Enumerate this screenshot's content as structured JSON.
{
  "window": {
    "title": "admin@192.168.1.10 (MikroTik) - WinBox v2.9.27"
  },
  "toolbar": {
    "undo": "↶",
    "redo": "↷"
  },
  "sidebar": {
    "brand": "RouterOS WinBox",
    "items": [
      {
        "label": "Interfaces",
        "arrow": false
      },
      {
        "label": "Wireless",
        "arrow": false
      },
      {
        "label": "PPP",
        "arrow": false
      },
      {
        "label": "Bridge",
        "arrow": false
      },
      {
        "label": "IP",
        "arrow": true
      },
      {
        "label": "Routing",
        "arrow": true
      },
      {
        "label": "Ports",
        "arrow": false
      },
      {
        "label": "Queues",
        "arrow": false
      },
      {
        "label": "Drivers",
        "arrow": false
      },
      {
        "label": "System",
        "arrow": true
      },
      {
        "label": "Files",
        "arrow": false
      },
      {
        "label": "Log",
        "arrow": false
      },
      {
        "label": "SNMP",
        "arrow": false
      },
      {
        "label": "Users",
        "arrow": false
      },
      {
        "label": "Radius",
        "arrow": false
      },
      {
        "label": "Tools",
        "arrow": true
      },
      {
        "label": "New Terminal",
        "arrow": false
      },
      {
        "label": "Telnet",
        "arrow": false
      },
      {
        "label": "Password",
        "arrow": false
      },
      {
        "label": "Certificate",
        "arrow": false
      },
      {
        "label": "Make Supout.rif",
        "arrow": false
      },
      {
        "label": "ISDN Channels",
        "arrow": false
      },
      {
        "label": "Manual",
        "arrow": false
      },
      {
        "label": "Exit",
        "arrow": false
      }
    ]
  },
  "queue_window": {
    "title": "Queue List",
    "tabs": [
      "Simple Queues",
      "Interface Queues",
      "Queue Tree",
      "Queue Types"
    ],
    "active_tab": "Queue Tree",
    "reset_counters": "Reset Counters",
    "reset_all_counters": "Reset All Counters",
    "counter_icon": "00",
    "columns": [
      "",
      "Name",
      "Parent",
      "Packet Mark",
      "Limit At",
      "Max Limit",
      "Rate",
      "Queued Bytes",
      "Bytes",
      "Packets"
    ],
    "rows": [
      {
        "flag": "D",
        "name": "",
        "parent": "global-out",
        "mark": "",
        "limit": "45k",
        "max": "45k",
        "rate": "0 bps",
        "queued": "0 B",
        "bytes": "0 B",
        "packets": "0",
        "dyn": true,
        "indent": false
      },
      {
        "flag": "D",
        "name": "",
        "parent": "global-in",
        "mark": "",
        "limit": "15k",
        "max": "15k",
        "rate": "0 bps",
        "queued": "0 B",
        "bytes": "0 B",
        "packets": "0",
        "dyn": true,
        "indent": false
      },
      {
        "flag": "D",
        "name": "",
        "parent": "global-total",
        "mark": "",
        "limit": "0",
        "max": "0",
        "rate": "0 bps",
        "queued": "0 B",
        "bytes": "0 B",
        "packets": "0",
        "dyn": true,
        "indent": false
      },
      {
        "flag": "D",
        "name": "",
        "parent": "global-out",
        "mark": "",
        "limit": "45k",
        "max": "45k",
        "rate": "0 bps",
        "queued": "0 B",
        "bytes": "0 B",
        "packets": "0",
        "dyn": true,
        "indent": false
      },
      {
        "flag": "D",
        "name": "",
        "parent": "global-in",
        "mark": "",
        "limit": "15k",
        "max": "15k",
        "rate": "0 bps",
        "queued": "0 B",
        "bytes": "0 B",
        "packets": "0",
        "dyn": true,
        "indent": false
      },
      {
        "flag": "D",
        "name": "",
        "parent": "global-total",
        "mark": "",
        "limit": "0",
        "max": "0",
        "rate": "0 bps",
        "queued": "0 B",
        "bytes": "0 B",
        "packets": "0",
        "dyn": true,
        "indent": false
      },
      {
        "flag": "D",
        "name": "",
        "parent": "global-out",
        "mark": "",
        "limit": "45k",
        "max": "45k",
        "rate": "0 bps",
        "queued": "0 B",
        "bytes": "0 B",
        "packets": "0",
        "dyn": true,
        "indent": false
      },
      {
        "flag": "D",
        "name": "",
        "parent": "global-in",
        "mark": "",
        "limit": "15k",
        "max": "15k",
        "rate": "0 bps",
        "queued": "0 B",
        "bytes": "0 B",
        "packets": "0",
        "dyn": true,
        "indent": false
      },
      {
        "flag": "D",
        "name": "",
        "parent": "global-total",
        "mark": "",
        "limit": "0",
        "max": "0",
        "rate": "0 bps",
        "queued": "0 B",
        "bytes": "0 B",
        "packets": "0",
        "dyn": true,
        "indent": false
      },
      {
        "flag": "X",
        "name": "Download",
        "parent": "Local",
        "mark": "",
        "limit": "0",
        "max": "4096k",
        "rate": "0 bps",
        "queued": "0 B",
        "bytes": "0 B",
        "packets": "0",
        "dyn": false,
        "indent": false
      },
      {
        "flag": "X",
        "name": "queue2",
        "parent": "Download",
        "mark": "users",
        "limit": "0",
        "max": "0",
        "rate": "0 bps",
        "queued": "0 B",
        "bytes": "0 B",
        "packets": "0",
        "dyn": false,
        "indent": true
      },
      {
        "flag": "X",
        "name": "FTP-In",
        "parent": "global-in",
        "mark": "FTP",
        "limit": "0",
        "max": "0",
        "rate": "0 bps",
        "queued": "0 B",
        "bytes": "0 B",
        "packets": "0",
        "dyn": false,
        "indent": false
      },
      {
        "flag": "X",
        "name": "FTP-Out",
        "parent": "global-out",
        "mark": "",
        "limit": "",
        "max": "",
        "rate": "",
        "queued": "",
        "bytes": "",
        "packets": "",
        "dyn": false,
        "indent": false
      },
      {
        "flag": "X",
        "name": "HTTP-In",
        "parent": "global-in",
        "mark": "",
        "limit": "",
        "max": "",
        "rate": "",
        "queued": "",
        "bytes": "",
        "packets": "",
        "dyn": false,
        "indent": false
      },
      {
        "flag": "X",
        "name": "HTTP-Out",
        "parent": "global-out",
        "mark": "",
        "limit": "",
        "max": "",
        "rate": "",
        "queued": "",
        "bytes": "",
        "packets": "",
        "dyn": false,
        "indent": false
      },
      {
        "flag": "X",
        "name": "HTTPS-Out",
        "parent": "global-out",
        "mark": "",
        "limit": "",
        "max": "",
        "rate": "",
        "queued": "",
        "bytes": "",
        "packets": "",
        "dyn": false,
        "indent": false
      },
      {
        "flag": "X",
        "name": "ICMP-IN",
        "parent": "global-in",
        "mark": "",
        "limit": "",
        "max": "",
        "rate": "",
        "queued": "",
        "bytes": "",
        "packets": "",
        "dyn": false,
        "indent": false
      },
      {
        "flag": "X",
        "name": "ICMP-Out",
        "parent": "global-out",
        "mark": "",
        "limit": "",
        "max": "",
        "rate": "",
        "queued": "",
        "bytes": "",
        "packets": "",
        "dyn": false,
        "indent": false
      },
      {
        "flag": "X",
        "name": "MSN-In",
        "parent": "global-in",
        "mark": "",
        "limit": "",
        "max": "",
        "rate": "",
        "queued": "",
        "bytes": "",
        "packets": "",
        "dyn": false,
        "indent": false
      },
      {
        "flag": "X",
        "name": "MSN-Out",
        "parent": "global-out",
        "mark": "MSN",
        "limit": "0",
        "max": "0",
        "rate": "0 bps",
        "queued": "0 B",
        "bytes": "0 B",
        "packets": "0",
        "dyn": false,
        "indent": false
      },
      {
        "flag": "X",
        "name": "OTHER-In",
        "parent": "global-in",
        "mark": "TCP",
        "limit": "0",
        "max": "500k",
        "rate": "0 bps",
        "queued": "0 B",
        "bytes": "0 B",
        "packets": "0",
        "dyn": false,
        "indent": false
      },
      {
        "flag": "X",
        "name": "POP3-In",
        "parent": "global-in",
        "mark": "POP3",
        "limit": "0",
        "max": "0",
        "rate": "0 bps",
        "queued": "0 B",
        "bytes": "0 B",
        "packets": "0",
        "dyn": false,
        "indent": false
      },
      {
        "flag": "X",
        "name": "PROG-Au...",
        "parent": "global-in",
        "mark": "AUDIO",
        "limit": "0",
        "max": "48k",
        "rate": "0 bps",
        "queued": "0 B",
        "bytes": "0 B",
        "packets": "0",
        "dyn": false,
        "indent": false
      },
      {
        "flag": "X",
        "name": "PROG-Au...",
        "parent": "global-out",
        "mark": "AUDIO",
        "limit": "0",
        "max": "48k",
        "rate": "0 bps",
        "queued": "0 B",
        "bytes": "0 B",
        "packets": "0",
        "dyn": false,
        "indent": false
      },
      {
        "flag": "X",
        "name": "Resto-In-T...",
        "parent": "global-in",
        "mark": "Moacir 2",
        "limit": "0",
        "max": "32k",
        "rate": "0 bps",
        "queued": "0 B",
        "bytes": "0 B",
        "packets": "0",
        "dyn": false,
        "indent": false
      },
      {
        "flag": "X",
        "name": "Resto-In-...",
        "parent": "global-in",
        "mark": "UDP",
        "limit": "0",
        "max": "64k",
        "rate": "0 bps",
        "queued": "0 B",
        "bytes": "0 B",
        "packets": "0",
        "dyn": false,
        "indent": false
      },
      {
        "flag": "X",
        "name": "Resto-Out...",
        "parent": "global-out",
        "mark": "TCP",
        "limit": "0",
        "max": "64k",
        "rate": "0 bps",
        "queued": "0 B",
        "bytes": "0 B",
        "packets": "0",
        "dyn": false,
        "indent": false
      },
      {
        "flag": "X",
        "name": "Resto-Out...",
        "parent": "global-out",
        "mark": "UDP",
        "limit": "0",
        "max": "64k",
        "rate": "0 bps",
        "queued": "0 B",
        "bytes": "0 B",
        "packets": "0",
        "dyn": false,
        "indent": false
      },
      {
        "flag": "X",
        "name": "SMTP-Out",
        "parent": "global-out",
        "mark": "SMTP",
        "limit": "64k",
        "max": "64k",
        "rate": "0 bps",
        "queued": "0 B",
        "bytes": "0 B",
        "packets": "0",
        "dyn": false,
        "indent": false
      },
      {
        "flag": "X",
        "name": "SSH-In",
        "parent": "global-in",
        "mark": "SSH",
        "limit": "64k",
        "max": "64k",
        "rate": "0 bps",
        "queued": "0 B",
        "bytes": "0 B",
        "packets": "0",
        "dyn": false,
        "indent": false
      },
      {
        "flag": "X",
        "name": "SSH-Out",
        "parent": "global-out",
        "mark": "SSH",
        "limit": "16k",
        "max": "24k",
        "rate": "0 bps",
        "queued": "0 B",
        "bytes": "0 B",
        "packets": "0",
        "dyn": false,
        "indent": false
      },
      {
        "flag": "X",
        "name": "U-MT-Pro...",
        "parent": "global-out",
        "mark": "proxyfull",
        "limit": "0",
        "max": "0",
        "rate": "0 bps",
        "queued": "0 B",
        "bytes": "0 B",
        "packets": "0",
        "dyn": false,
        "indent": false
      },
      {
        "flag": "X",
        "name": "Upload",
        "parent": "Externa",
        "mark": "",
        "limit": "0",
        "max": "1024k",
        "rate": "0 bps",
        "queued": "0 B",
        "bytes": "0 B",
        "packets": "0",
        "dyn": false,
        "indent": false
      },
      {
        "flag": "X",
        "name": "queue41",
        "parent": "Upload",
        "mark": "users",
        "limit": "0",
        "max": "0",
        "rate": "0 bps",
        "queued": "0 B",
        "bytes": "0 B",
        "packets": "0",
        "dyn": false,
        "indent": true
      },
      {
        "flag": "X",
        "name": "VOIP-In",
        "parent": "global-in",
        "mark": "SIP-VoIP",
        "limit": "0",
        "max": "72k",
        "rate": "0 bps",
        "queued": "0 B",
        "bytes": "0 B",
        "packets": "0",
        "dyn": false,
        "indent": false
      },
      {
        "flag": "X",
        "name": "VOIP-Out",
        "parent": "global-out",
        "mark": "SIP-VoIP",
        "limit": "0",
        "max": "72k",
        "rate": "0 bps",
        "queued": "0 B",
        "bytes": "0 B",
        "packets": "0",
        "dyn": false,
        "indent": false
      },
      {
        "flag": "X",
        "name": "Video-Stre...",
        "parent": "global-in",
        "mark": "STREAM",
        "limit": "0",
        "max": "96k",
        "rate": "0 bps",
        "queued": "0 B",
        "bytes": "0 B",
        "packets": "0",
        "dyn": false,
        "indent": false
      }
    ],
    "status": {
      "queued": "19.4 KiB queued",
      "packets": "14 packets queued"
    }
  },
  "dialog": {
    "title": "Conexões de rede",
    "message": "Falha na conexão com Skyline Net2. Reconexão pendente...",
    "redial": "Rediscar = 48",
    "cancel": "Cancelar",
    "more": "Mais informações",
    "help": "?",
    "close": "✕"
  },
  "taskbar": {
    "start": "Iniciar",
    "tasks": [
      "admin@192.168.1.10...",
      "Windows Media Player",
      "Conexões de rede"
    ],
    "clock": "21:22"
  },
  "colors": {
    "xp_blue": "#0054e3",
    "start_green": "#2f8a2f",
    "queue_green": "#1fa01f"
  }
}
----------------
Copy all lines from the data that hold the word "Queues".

● **RESULT OF THE TASK**
        "label": "Queues",
      "Simple Queues",
      "Interface Queues",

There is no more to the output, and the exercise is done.